Task requirements:
Show every line of the data that includes the word "Year".

Given entries:

[Start of section]

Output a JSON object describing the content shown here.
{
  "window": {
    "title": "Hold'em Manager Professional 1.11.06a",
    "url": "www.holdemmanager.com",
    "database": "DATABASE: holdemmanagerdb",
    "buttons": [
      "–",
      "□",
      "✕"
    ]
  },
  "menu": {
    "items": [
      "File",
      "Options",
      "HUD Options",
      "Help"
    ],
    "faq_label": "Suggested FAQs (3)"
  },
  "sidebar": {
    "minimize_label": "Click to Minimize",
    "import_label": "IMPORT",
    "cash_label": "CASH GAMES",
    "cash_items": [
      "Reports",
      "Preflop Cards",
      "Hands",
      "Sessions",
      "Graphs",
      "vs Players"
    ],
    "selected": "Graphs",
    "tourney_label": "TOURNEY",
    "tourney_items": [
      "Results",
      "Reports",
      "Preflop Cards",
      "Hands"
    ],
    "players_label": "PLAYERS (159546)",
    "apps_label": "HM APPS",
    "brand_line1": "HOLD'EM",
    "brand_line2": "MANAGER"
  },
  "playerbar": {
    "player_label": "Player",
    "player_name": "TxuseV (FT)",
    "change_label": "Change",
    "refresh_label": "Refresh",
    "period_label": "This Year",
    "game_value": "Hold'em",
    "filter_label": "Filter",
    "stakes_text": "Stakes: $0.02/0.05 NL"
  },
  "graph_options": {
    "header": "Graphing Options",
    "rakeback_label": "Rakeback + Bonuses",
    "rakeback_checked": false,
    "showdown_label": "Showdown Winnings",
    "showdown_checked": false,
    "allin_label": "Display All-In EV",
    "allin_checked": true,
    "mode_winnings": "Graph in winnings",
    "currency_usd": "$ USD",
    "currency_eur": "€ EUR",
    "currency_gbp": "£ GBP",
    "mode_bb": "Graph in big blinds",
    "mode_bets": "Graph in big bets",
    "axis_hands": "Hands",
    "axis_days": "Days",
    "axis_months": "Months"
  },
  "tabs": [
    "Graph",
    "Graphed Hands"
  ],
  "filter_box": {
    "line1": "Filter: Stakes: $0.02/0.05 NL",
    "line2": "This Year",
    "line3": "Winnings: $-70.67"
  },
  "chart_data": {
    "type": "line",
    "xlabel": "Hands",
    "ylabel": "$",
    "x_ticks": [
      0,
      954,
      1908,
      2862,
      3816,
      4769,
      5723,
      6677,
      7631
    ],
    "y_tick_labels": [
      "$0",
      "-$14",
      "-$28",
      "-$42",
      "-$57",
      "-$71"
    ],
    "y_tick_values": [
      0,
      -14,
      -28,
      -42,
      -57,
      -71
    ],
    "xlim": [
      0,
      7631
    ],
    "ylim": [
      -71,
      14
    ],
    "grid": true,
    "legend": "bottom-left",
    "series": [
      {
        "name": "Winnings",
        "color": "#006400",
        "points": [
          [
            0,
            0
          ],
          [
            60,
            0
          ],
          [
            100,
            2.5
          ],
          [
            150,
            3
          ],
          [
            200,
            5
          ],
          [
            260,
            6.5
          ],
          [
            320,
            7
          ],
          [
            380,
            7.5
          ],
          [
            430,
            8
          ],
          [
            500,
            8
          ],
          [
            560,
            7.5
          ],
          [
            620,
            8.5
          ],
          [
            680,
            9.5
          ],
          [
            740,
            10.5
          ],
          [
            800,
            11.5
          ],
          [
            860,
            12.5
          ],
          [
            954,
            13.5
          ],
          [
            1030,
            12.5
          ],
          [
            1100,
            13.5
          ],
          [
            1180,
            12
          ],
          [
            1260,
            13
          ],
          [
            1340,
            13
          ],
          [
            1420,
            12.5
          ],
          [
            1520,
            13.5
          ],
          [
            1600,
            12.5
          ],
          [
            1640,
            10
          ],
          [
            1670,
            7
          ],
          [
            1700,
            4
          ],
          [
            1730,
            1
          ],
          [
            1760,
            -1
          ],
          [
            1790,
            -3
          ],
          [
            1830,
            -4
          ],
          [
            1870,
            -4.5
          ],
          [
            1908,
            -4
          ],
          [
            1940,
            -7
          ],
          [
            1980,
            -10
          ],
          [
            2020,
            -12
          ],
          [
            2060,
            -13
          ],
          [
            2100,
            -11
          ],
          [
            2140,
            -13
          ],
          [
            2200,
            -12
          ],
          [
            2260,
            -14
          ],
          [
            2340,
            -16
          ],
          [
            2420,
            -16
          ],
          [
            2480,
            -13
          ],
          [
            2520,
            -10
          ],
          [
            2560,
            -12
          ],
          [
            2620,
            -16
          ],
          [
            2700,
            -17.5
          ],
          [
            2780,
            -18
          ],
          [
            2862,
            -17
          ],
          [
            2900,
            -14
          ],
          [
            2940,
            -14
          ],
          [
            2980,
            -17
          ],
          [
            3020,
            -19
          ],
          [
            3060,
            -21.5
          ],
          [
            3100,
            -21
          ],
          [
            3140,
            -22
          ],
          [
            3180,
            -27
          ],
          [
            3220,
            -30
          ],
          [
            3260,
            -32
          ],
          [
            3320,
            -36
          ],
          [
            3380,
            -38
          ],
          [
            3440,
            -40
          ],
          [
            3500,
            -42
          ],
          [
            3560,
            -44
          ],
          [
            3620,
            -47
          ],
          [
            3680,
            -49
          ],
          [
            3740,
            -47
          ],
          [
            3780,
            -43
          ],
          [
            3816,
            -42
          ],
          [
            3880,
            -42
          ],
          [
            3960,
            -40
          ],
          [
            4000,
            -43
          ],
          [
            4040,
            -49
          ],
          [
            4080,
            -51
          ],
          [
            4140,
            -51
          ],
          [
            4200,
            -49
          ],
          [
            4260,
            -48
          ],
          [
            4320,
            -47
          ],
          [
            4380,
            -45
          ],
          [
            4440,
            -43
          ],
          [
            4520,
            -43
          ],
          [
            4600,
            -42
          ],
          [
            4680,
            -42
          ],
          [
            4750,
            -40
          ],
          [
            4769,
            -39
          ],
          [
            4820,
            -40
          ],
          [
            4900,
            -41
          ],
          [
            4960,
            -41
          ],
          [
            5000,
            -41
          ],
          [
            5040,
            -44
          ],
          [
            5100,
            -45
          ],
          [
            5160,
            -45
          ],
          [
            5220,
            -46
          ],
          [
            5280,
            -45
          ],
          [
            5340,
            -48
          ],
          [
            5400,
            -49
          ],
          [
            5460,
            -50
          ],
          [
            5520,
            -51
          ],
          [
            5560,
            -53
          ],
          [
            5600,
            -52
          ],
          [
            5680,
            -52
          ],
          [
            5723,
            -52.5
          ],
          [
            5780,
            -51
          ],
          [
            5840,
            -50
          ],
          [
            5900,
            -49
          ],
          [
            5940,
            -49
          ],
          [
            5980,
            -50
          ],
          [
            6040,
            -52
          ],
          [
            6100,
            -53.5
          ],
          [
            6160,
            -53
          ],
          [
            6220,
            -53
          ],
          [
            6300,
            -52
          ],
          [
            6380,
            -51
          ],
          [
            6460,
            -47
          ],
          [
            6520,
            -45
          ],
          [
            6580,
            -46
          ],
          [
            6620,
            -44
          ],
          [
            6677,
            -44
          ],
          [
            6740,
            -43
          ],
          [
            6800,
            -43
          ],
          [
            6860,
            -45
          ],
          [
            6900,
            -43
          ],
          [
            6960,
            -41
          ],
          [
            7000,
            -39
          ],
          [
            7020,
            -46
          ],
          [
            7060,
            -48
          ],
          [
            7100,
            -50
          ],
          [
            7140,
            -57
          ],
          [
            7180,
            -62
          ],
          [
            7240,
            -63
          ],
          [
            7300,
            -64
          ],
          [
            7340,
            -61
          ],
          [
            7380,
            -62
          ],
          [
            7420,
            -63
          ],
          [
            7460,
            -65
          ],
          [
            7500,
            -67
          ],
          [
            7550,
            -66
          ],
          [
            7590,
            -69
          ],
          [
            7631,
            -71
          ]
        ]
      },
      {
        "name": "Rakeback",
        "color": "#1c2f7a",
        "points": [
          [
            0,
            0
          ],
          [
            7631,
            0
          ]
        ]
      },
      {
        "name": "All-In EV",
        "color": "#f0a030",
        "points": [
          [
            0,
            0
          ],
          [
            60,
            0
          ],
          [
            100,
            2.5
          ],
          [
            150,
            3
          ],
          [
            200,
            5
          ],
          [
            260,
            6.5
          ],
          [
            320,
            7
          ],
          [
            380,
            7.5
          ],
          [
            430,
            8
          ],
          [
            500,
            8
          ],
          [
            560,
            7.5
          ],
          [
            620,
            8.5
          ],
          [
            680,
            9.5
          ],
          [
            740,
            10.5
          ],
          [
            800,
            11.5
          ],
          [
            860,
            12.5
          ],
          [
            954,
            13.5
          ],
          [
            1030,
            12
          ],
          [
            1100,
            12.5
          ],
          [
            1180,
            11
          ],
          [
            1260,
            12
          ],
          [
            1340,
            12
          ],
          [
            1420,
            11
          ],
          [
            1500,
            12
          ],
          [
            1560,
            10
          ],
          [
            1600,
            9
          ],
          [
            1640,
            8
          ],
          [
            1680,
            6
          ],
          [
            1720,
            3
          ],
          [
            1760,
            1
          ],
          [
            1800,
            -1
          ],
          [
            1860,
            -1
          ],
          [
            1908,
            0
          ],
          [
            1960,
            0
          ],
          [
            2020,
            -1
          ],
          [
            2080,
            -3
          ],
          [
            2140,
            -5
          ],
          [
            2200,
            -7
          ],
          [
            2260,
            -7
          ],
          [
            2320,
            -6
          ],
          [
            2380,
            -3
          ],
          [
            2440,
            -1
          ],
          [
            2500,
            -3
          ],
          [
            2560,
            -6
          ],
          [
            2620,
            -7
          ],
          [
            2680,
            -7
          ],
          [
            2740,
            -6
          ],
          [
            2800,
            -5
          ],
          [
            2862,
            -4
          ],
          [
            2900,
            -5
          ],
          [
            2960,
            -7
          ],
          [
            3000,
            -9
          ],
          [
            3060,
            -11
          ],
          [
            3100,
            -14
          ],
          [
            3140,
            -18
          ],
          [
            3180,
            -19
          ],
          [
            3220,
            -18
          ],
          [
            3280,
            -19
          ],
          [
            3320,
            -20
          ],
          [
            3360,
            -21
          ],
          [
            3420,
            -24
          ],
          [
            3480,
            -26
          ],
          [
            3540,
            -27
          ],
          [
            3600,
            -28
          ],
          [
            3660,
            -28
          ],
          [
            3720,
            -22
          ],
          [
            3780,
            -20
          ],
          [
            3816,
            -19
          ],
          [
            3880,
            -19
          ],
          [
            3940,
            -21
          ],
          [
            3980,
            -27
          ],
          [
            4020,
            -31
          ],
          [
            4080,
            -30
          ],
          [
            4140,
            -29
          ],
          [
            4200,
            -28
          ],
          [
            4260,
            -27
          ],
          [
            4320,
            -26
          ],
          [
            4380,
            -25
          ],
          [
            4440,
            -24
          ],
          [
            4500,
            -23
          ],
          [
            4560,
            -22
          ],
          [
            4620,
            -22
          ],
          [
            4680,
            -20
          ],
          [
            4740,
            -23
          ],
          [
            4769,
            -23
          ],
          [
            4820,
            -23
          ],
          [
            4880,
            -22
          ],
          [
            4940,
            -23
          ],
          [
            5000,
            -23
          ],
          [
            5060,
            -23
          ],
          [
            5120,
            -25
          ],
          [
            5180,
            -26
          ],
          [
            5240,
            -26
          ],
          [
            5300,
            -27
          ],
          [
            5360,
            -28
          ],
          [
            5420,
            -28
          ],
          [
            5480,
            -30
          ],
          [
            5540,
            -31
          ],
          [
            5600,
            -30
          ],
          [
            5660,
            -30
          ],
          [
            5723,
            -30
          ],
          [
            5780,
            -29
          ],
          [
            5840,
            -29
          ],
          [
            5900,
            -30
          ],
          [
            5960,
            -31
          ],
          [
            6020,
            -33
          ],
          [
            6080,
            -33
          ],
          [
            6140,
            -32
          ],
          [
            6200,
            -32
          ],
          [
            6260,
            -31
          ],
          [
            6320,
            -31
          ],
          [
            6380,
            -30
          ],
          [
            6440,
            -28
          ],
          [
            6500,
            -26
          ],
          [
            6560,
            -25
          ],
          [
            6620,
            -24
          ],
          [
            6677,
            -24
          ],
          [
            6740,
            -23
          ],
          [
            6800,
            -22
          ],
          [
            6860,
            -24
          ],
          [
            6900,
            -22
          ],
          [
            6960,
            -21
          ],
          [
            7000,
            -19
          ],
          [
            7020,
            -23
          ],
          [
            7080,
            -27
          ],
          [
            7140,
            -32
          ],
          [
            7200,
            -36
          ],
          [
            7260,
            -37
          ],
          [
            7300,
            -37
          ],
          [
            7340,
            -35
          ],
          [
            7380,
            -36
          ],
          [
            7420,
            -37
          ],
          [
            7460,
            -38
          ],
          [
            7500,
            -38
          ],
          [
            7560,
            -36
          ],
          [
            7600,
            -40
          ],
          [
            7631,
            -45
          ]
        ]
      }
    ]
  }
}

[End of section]

Problem solution:
    "period_label": "This Year",
    "line2": "This Year",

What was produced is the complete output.